**** DATA RECORDS ****

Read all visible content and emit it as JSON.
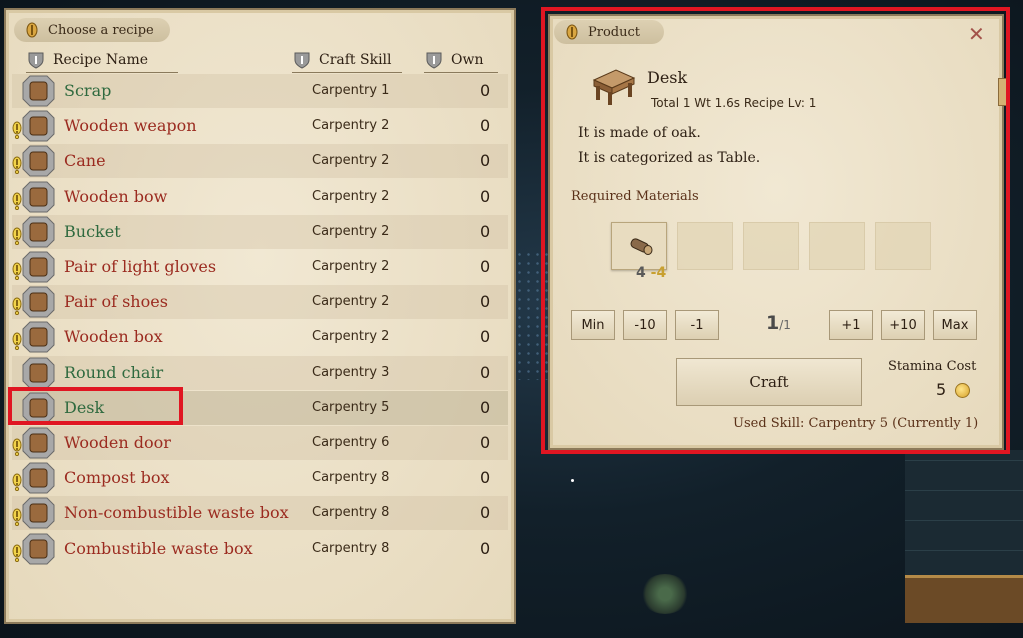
{
  "recipe_panel": {
    "tab_title": "Choose a recipe",
    "columns": {
      "name": "Recipe Name",
      "skill": "Craft Skill",
      "own": "Own"
    },
    "rows": [
      {
        "name": "Scrap",
        "skill": "Carpentry 1",
        "own": "0",
        "color": "green",
        "icon": "scrap-icon",
        "warn": false
      },
      {
        "name": "Wooden weapon",
        "skill": "Carpentry 2",
        "own": "0",
        "color": "red",
        "icon": "wooden-weapon-icon",
        "warn": true
      },
      {
        "name": "Cane",
        "skill": "Carpentry 2",
        "own": "0",
        "color": "red",
        "icon": "cane-icon",
        "warn": true
      },
      {
        "name": "Wooden bow",
        "skill": "Carpentry 2",
        "own": "0",
        "color": "red",
        "icon": "wooden-bow-icon",
        "warn": true
      },
      {
        "name": "Bucket",
        "skill": "Carpentry 2",
        "own": "0",
        "color": "green",
        "icon": "bucket-icon",
        "warn": true
      },
      {
        "name": "Pair of light gloves",
        "skill": "Carpentry 2",
        "own": "0",
        "color": "red",
        "icon": "gloves-icon",
        "warn": true
      },
      {
        "name": "Pair of shoes",
        "skill": "Carpentry 2",
        "own": "0",
        "color": "red",
        "icon": "shoes-icon",
        "warn": true
      },
      {
        "name": "Wooden box",
        "skill": "Carpentry 2",
        "own": "0",
        "color": "red",
        "icon": "wooden-box-icon",
        "warn": true
      },
      {
        "name": "Round chair",
        "skill": "Carpentry 3",
        "own": "0",
        "color": "green",
        "icon": "round-chair-icon",
        "warn": false
      },
      {
        "name": "Desk",
        "skill": "Carpentry 5",
        "own": "0",
        "color": "green",
        "icon": "desk-icon",
        "warn": false
      },
      {
        "name": "Wooden door",
        "skill": "Carpentry 6",
        "own": "0",
        "color": "red",
        "icon": "wooden-door-icon",
        "warn": true
      },
      {
        "name": "Compost box",
        "skill": "Carpentry 8",
        "own": "0",
        "color": "red",
        "icon": "compost-box-icon",
        "warn": true
      },
      {
        "name": "Non-combustible waste box",
        "skill": "Carpentry 8",
        "own": "0",
        "color": "red",
        "icon": "noncombustible-box-icon",
        "warn": true
      },
      {
        "name": "Combustible waste box",
        "skill": "Carpentry 8",
        "own": "0",
        "color": "red",
        "icon": "combustible-box-icon",
        "warn": true
      }
    ],
    "selected_row": "Desk"
  },
  "product_panel": {
    "tab_title": "Product",
    "close_label": "✕",
    "product_name": "Desk",
    "meta": "Total 1  Wt 1.6s  Recipe Lv: 1",
    "description": [
      "It is made of oak.",
      "It is categorized as Table."
    ],
    "required_materials_label": "Required Materials",
    "materials": [
      {
        "icon": "log-icon",
        "have": "4",
        "need": "4"
      }
    ],
    "quantity_buttons": {
      "min": "Min",
      "minus10": "-10",
      "minus1": "-1",
      "plus1": "+1",
      "plus10": "+10",
      "max": "Max"
    },
    "quantity": {
      "current": "1",
      "total": "/1"
    },
    "craft_label": "Craft",
    "stamina_label": "Stamina Cost",
    "stamina_value": "5",
    "used_skill": "Used Skill: Carpentry 5 (Currently 1)"
  },
  "colors": {
    "green_text": "#2f6a3f",
    "red_text": "#9b2b20",
    "highlight": "#e01622"
  }
}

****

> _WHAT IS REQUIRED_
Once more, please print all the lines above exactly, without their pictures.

> _OUTPUT_
Read all visible content and emit it as JSON.
{
  "recipe_panel": {
    "tab_title": "Choose a recipe",
    "columns": {
      "name": "Recipe Name",
      "skill": "Craft Skill",
      "own": "Own"
    },
    "rows": [
      {
        "name": "Scrap",
        "skill": "Carpentry 1",
        "own": "0",
        "color": "green",
        "icon": "scrap-icon",
        "warn": false
      },
      {
        "name": "Wooden weapon",
        "skill": "Carpentry 2",
        "own": "0",
        "color": "red",
        "icon": "wooden-weapon-icon",
        "warn": true
      },
      {
        "name": "Cane",
        "skill": "Carpentry 2",
        "own": "0",
        "color": "red",
        "icon": "cane-icon",
        "warn": true
      },
      {
        "name": "Wooden bow",
        "skill": "Carpentry 2",
        "own": "0",
        "color": "red",
        "icon": "wooden-bow-icon",
        "warn": true
      },
      {
        "name": "Bucket",
        "skill": "Carpentry 2",
        "own": "0",
        "color": "green",
        "icon": "bucket-icon",
        "warn": true
      },
      {
        "name": "Pair of light gloves",
        "skill": "Carpentry 2",
        "own": "0",
        "color": "red",
        "icon": "gloves-icon",
        "warn": true
      },
      {
        "name": "Pair of shoes",
        "skill": "Carpentry 2",
        "own": "0",
        "color": "red",
        "icon": "shoes-icon",
        "warn": true
      },
      {
        "name": "Wooden box",
        "skill": "Carpentry 2",
        "own": "0",
        "color": "red",
        "icon": "wooden-box-icon",
        "warn": true
      },
      {
        "name": "Round chair",
        "skill": "Carpentry 3",
        "own": "0",
        "color": "green",
        "icon": "round-chair-icon",
        "warn": false
      },
      {
        "name": "Desk",
        "skill": "Carpentry 5",
        "own": "0",
        "color": "green",
        "icon": "desk-icon",
        "warn": false
      },
      {
        "name": "Wooden door",
        "skill": "Carpentry 6",
        "own": "0",
        "color": "red",
        "icon": "wooden-door-icon",
        "warn": true
      },
      {
        "name": "Compost box",
        "skill": "Carpentry 8",
        "own": "0",
        "color": "red",
        "icon": "compost-box-icon",
        "warn": true
      },
      {
        "name": "Non-combustible waste box",
        "skill": "Carpentry 8",
        "own": "0",
        "color": "red",
        "icon": "noncombustible-box-icon",
        "warn": true
      },
      {
        "name": "Combustible waste box",
        "skill": "Carpentry 8",
        "own": "0",
        "color": "red",
        "icon": "combustible-box-icon",
        "warn": true
      }
    ],
    "selected_row": "Desk"
  },
  "product_panel": {
    "tab_title": "Product",
    "close_label": "✕",
    "product_name": "Desk",
    "meta": "Total 1  Wt 1.6s  Recipe Lv: 1",
    "description": [
      "It is made of oak.",
      "It is categorized as Table."
    ],
    "required_materials_label": "Required Materials",
    "materials": [
      {
        "icon": "log-icon",
        "have": "4",
        "need": "4"
      }
    ],
    "quantity_buttons": {
      "min": "Min",
      "minus10": "-10",
      "minus1": "-1",
      "plus1": "+1",
      "plus10": "+10",
      "max": "Max"
    },
    "quantity": {
      "current": "1",
      "total": "/1"
    },
    "craft_label": "Craft",
    "stamina_label": "Stamina Cost",
    "stamina_value": "5",
    "used_skill": "Used Skill: Carpentry 5 (Currently 1)"
  },
  "colors": {
    "green_text": "#2f6a3f",
    "red_text": "#9b2b20",
    "highlight": "#e01622"
  }
}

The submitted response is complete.